In a previous life, Dane Atkinson, now the CEO of, ran a bar in New York City. While there he developed what he came to call the "lime equation" -- an alternative indicator of sorts that could pinpoint the bar's sales or revenues for the night and as it happened, also flag employee theft.

Atkinson quickly realized there was indirect but tight correlation between revenue and the limes used, and by the end of the night he could estimate revenues to within 5% based on the lime usage (one of his jobs as manager was also to collect the trash). When employee theft was suspected as a problem at the bar, Atkinson turned to his secret indicator -- the lime equation -- and began rotating the staff to see which individual was the common factor.

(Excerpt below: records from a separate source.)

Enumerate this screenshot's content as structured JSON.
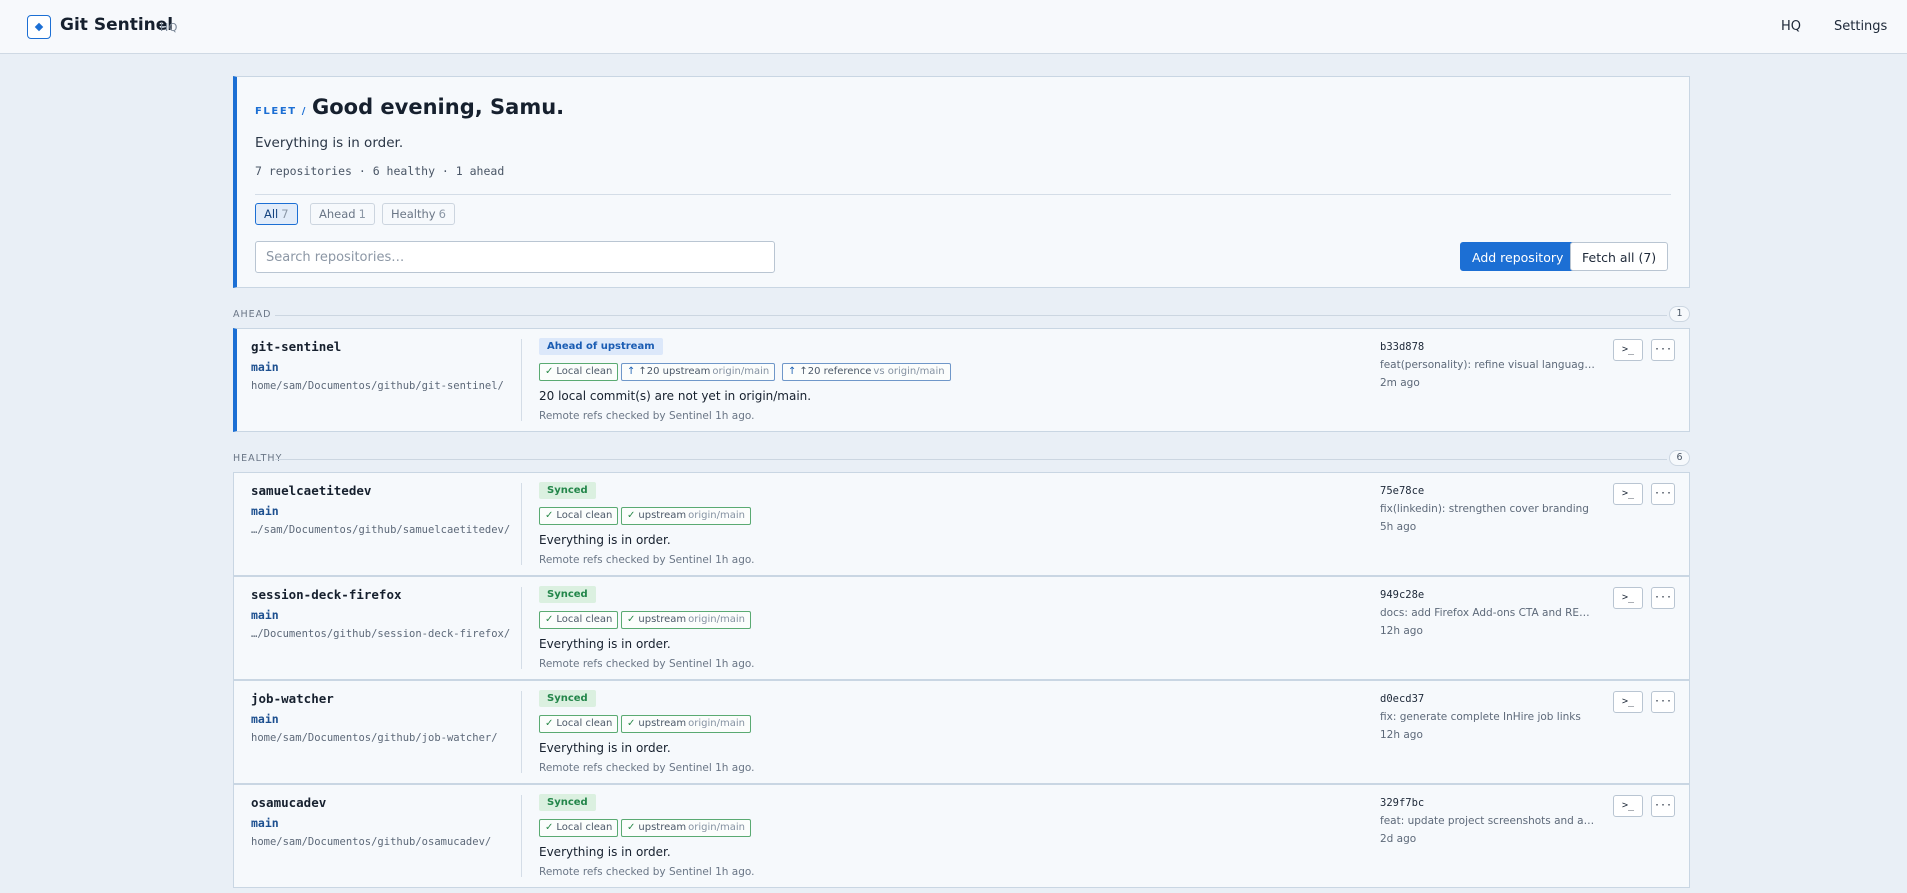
{
  "app": {
    "title": "Git Sentinel",
    "subtitle": "HQ"
  },
  "nav": {
    "hq": "HQ",
    "settings": "Settings"
  },
  "hero": {
    "crumb": "FLEET /",
    "greeting": "Good evening, Samu.",
    "status": "Everything is in order.",
    "stats": "7 repositories · 6 healthy · 1 ahead",
    "filters": [
      {
        "label": "All",
        "count": "7",
        "active": true
      },
      {
        "label": "Ahead",
        "count": "1",
        "active": false
      },
      {
        "label": "Healthy",
        "count": "6",
        "active": false
      }
    ],
    "search_placeholder": "Search repositories…",
    "add_button": "Add repository",
    "fetch_button": "Fetch all (7)"
  },
  "sections": {
    "ahead": {
      "label": "AHEAD",
      "count": "1"
    },
    "healthy": {
      "label": "HEALTHY",
      "count": "6"
    }
  },
  "icons": {
    "check": "check-icon",
    "arrow_up": "arrow-up-icon",
    "terminal": "terminal-icon",
    "more": "more-icon",
    "logo": "diamond-logo-icon"
  },
  "colors": {
    "accent": "#1c6fd4",
    "synced": "#23864a",
    "ahead_badge_bg": "#dce8fa",
    "synced_badge_bg": "#dbf0e0"
  },
  "repos": [
    {
      "name": "git-sentinel",
      "branch": "main",
      "path": "home/sam/Documentos/github/git-sentinel/",
      "badge": "Ahead of upstream",
      "local": "Local clean",
      "upstream_main": "↑20 upstream",
      "upstream_sub": "origin/main",
      "ref_main": "↑20 reference",
      "ref_sub": "vs origin/main",
      "message": "20 local commit(s) are not yet in origin/main.",
      "check": "Remote refs checked by Sentinel 1h ago.",
      "sha": "b33d878",
      "commit": "feat(personality): refine visual languages",
      "ago": "2m ago"
    },
    {
      "name": "samuelcaetitedev",
      "branch": "main",
      "path": "…/sam/Documentos/github/samuelcaetitedev/",
      "badge": "Synced",
      "local": "Local clean",
      "upstream_main": "upstream",
      "upstream_sub": "origin/main",
      "message": "Everything is in order.",
      "check": "Remote refs checked by Sentinel 1h ago.",
      "sha": "75e78ce",
      "commit": "fix(linkedin): strengthen cover branding",
      "ago": "5h ago"
    },
    {
      "name": "session-deck-firefox",
      "branch": "main",
      "path": "…/Documentos/github/session-deck-firefox/",
      "badge": "Synced",
      "local": "Local clean",
      "upstream_main": "upstream",
      "upstream_sub": "origin/main",
      "message": "Everything is in order.",
      "check": "Remote refs checked by Sentinel 1h ago.",
      "sha": "949c28e",
      "commit": "docs: add Firefox Add-ons CTA and READ…",
      "ago": "12h ago"
    },
    {
      "name": "job-watcher",
      "branch": "main",
      "path": "home/sam/Documentos/github/job-watcher/",
      "badge": "Synced",
      "local": "Local clean",
      "upstream_main": "upstream",
      "upstream_sub": "origin/main",
      "message": "Everything is in order.",
      "check": "Remote refs checked by Sentinel 1h ago.",
      "sha": "d0ecd37",
      "commit": "fix: generate complete InHire job links",
      "ago": "12h ago"
    },
    {
      "name": "osamucadev",
      "branch": "main",
      "path": "home/sam/Documentos/github/osamucadev/",
      "badge": "Synced",
      "local": "Local clean",
      "upstream_main": "upstream",
      "upstream_sub": "origin/main",
      "message": "Everything is in order.",
      "check": "Remote refs checked by Sentinel 1h ago.",
      "sha": "329f7bc",
      "commit": "feat: update project screenshots and add …",
      "ago": "2d ago"
    }
  ]
}
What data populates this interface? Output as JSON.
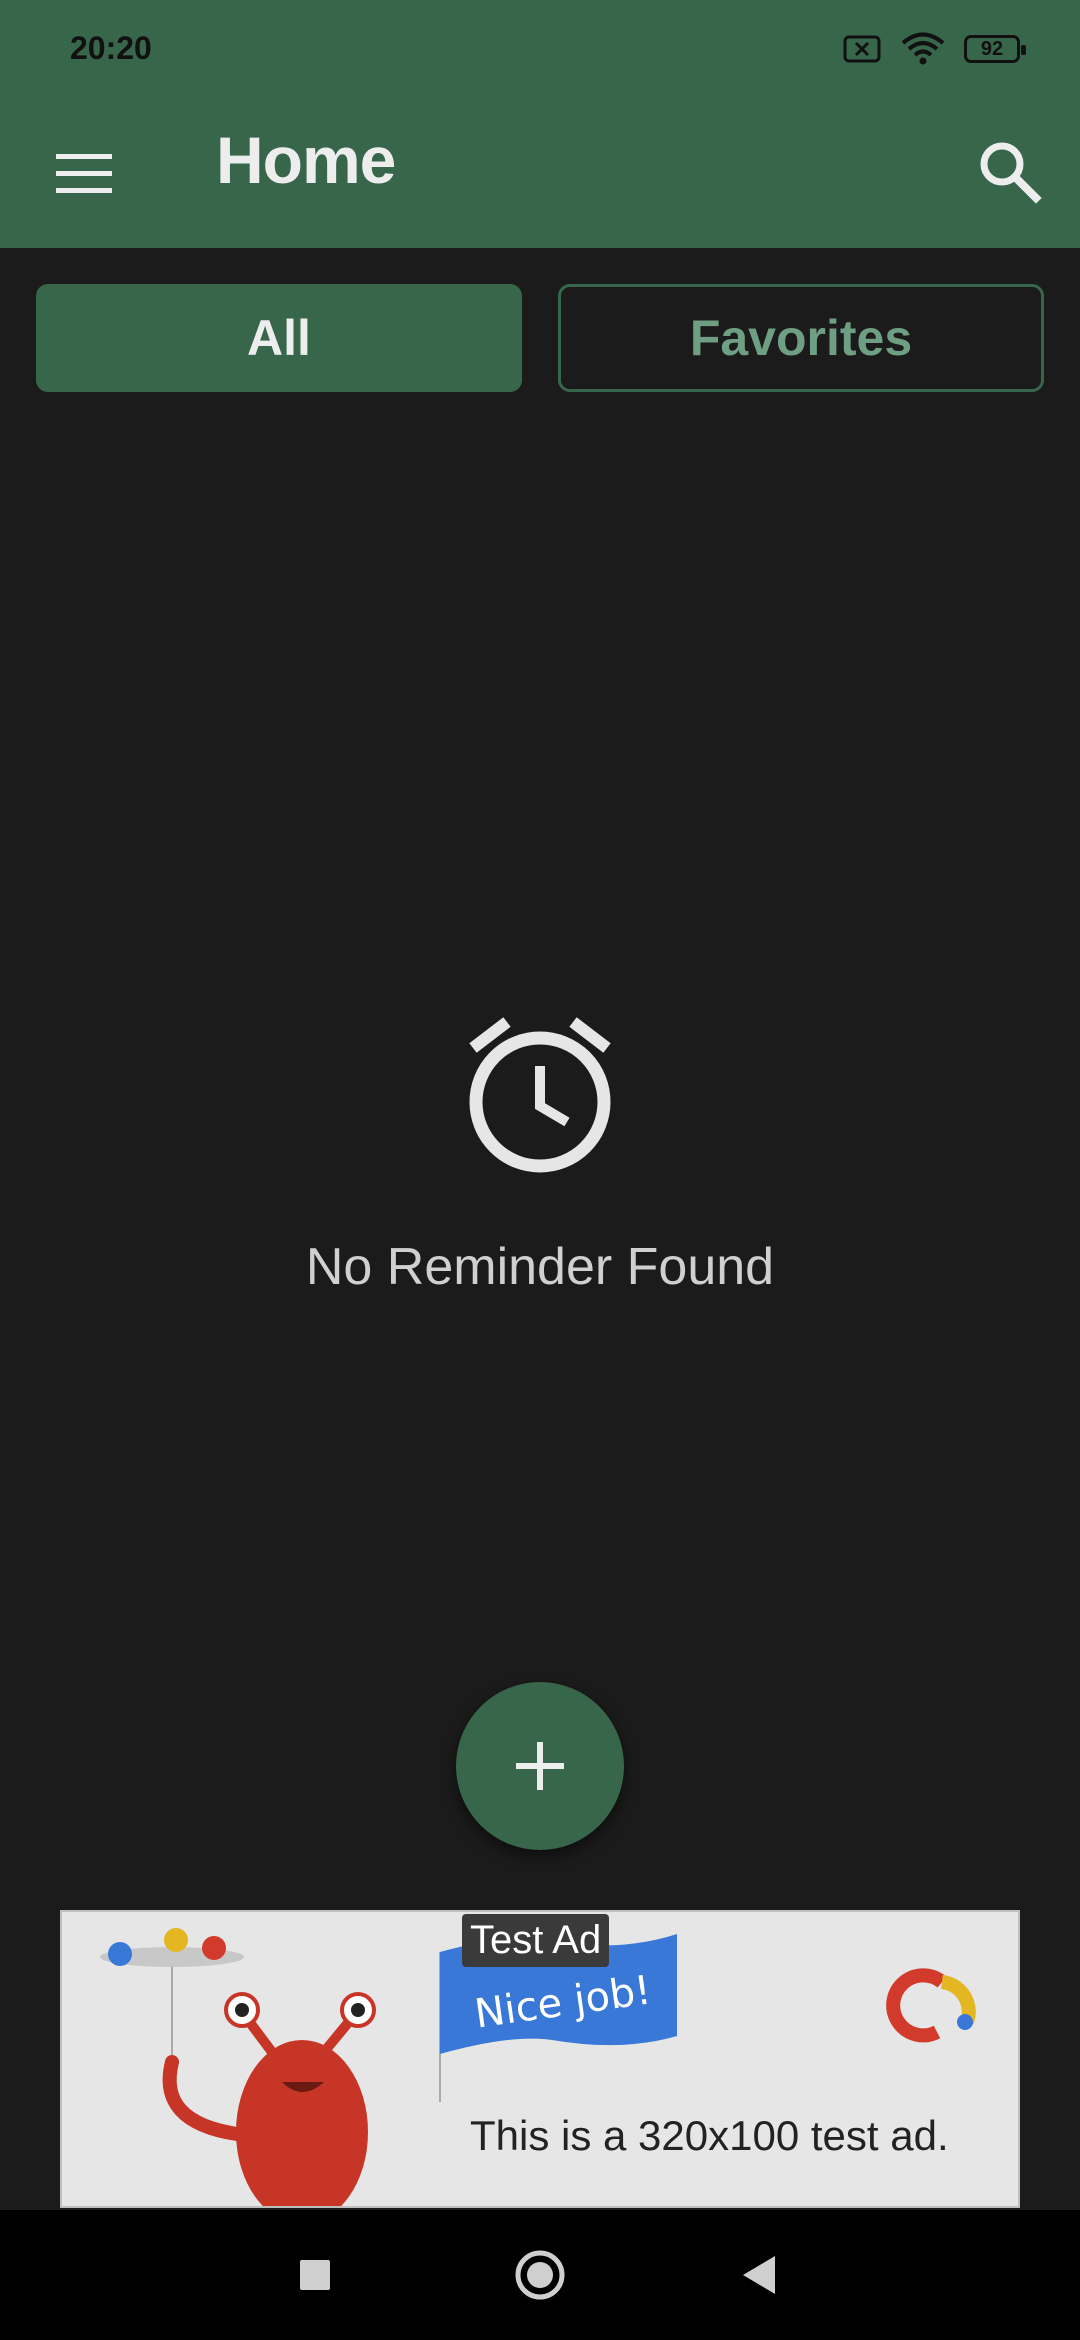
{
  "status_bar": {
    "time": "20:20",
    "battery": "92"
  },
  "app_bar": {
    "title": "Home"
  },
  "tabs": {
    "all": "All",
    "favorites": "Favorites"
  },
  "empty_state": {
    "message": "No Reminder Found"
  },
  "ad": {
    "label": "Test Ad",
    "flag_text": "Nice job!",
    "description": "This is a 320x100 test ad."
  },
  "colors": {
    "primary": "#37664b",
    "background": "#1b1b1b",
    "text_light": "#ededed",
    "tab_outline_text": "#6e9f82"
  },
  "icons": {
    "menu": "menu-icon",
    "search": "search-icon",
    "empty": "alarm-clock-icon",
    "fab": "plus-icon",
    "nav_recents": "square-icon",
    "nav_home": "circle-icon",
    "nav_back": "triangle-back-icon"
  }
}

"I would then swoop in and publicly catch the thief confounding the rest of the staff to the method!" Atkinson tells CITEworld. From this experience he took away two lessons as he set about establishing sales performance metrics for his staff: One, as CEO you care about the belief, output, love of the team. So find what metric correlates to that attitude and that is the number you watch. Two, don't share that metric with anyone.

Insights, anyone?

Some vendors of CRM applications might be dismayed to hear such advice, entertaining as the story is. For an emerging trend among some of these companies is to coax users of their product into sharing metrics -- from sales to compensation -- with the other users of the product to establish very specific benchmarks for these indicators.

One example is Xactly's recently rollout of Xactly Insights. Xactly offers an application that supports sales compensation and Insights is an add-on that compiles the compensation data of the customers that the flagship applications is managing -- and then releases it in anonymized form to the users. Users have to opt in and most have, according to Xactly. Of those that didn't, some are changing their minds as they see how useful the application is.

Another example is a new analytic and data visualization tool that Zendesk recently introduced that sits on top of Zendesk's flagship customer service platform -- coincidentally, it's called Zendesk Insights. It too combines data from the system's users and then aggregates and serves that data back to customers as metrics or benchmarks for customer satisfaction rates. One such metric might be the level of staffing determined as necessary for a particular retail market; another might be how quickly an e-mail reply must be answered for customer satisfaction in, say, the real estate industry.

Whether these metrics give users an edge is unclear absent third-party peer-reviewed studies, which are impractical. They do make an intuitive business case though: In an ever-competitive economy, companies need an edge and striving for a unique, carefully chosen, and most importantly data-driven goal could very well be that edge.

KPIs by dashboards

These examples, though, are among the minority. For the most part companies still use tried-and-true metrics and KPIs to measure success -- be it in sales or elsewhere -- which is all well and good with vendors as it makes the system design and user interface design easier to create and manage.

Vendors, however, take care to incorporate as much flexibility as possible into their KPIs, giving users a wide range from which to choose. DataMentors' recently released Marketing Dashboard product, to cite just one example, lets users monitor a range of KPIs from sales trending, product cross-sell, marketing ROI by channel, customer acquisition, or sales by product category.

Indeed there is something to be said for MBA-worthy measurements, especially when making a case to the Board of Directors or shareholders or -- worst of all -- inquiring regulators. In those harrowing circumstances, agreements sold by salesperson or top 10 sales by product would probably fly much better than the number of limes a manager found in the trash that night.